It is quickly approaching the five-month anniversary of my son’s passing. It seems that on or about the sixth of each month, I feel the need to post something on this blog. In some ways, time has passed quickly, but in other ways, it all seems new, surreal and frankly unbelievable. As I have mentioned, I have kept busy in my current unemployed (my husband refers to it as “retirement”) state meticulously and methodically giving away Mark’s clothing, shoes, diabetes supplies, and more. This consumed copious amounts of my time and energy in the first two months. Then, just as things were settling down, I happened to notice the aging, brown, U-Haul cardboard boxes lining a few shelves in our basement. Inside these fading containers were countless items that once belonged to my late husband and Mark’s father, Alan. I had kept a sampling of books that he read, music CD’s, vinyl records, letters, religious (read: Jewish) trinkets and much more. These items had sat untouched and unused for nearly 17 years. What was I going to do with these items now that I could not share them, discuss their meaning and ultimately pass them along to Mark? More so, what would my current spouse do with these things if I were to suddenly pass away? I did the thing I know best. I began opening each box, meticulously and methodically going through these (somewhat) hidden treasures determined to find a new home or useful repurposing of them.
Over the course of several days in June, I spent countless hours and close to $200 in bubble wrap, boxes and postage to ship many of these items to Alan’s family and friends. I also gave many religious books to a friend who converted to Judaism, and donated items that had little value, both monetary and sentimental. My main objective was to insure that these items found their way out of storage and into the hands of others where they could be used, read, listened to or passed along to younger generations. Also, as a self-described strong and independent woman, it is always my mission to NEVER be a burden to anyone, alive or dead. If I were to suddenly pass away, I am not sure what my current husband would have done with Alan’s possessions. He would have little to no knowledge of the contents of these cardboard homes, nor possibly much inclination to figure out what do with all of this stuff. Now, this (huge) project has been taken care of, and our basement shelves are more sparse and devoid of their once heavy load.
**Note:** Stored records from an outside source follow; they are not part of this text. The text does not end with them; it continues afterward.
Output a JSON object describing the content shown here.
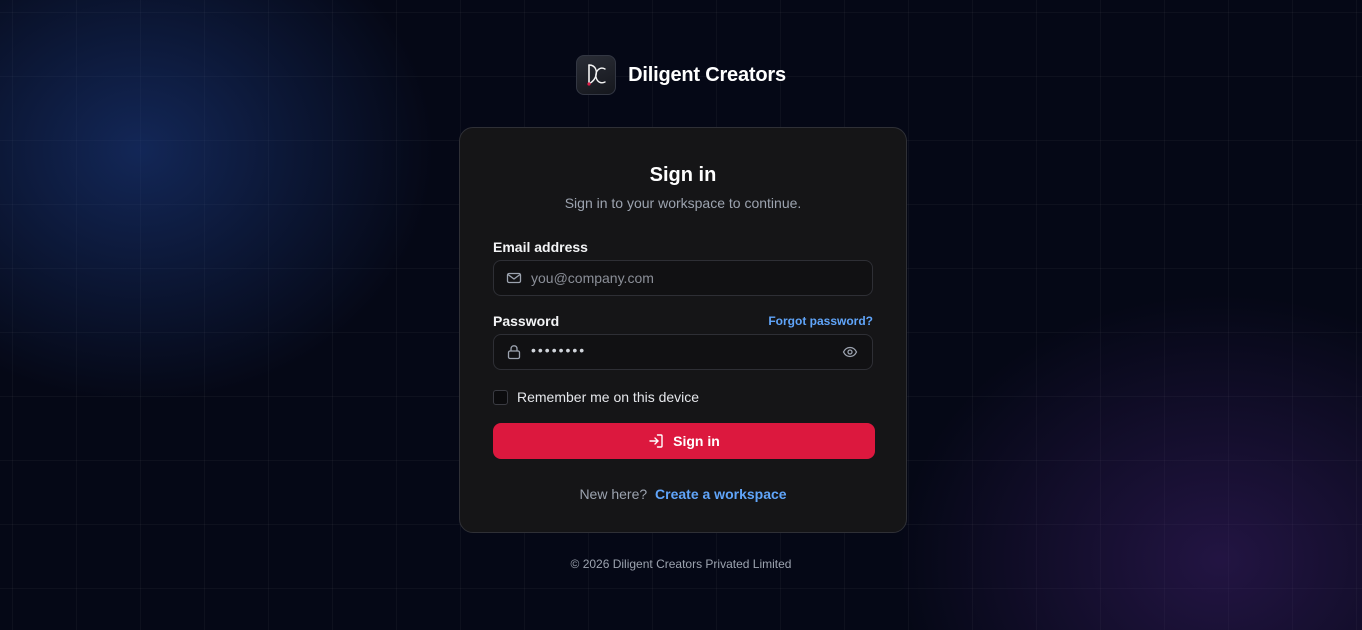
{
  "brand": {
    "name": "Diligent Creators",
    "logo_icon": "dc-monogram-logo"
  },
  "card": {
    "title": "Sign in",
    "subtitle": "Sign in to your workspace to continue.",
    "email": {
      "label": "Email address",
      "placeholder": "you@company.com",
      "value": "",
      "icon": "mail-icon"
    },
    "password": {
      "label": "Password",
      "forgot_label": "Forgot password?",
      "masked_value": "••••••••",
      "icon": "lock-icon",
      "toggle_icon": "eye-icon"
    },
    "remember": {
      "label": "Remember me on this device",
      "checked": false
    },
    "submit": {
      "label": "Sign in",
      "icon": "sign-in-icon",
      "color": "#dc183e"
    },
    "signup": {
      "prompt": "New here?",
      "link_label": "Create a workspace"
    }
  },
  "footer": {
    "copyright": "© 2026 Diligent Creators Privated Limited"
  },
  "colors": {
    "background": "#050816",
    "card": "#151517",
    "accent_link": "#60a5fa",
    "primary_button": "#dc183e"
  }
}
As a former “grief dodger,” it has occurred to me that all of this mindless, busy work might have served more than one purpose. Yes, I did find new homes for many things that left untouched and unused would only become out of style or no longer wanted or useful to others, but was I guilty once again of attempting to hide from grief? I was tried and convicted of grief dodging that occurred in the days and months after Alan passed. I had incorrectly and naively assumed that I was “okay” and that it was legal in the United States of America to disobey the laws of grieving. WRONG! There is no such thing as hiding from grief. She must always be acknowledged, obeyed and dealt with. If not, Ms. Grief will patiently and quietly wait for you like my Momma Hawk did this Spring as she secretly stalked her prey in an effort to nourish her young offspring. I learned this lesson like I learn most of my lessons-the hard way! I believe with 100 percent certainty that my diagnosis of Leukemia was in direct correlation to pent-up emotions that I buried deep within my cells from the time of Alan’s cancer diagnosis straight through the 21 months following his death. Only when I was forced to deal with my own turn with cancer did I finally take the time and energy to work with a therapist and also purge my imbedded feelings in a journal in an effort to deal with the pain and grief associated with having a spouse become seriously ill and die. When I surrendered to Ms. Grief, she just smiled, nodded her head and took me by the hand. She was thrilled to see me wave my white flag, acknowledge her presence and begin the work of grieving, which is the only way to begin the healing process. Not the forgetting process, but traveling the path to some sort of acceptance and peace.
It has occurred to me that perhaps all of this cleaning out has nothing to do with my mantra, Reduce, Reuse and Recycle, OR with eliminating a mindless and painstaking chore for my husband, OR as a way to commit grief dodging for a second time, but more to do with the fact that I am preparing for my own demise. While I am most certainly NOT suicidal, it has occurred to me that I am not afraid of death, and that if I were to go now or soon, I would be reunited with my son. Again, this is not a death wish, but a phenomenon that is common among people who lose someone close to them, ESPECIALLY a child. Think of the recent, back-to-back deaths of Carrie Fisher and her mother, Debbie Reynolds. Mother and daughter passed away within one day of each other. In his new memoir, My Girls: A Lifetime with Carrie and Debbie, Todd Fisher says that his mother “willed herself right off this planet.” I do not think that I am ready to will myself off this planet. In fact, I just traded in not one but two cars for a new one, have begun penning my own memoir, launched a website around my intended speaking career, AND paid for the printing of business cards. Does this sound like someone who is about to rocket off Earth and head for the Other Side? I think not! However, if my clock runs out of time and my name gets called, I am ready. And so is my basement.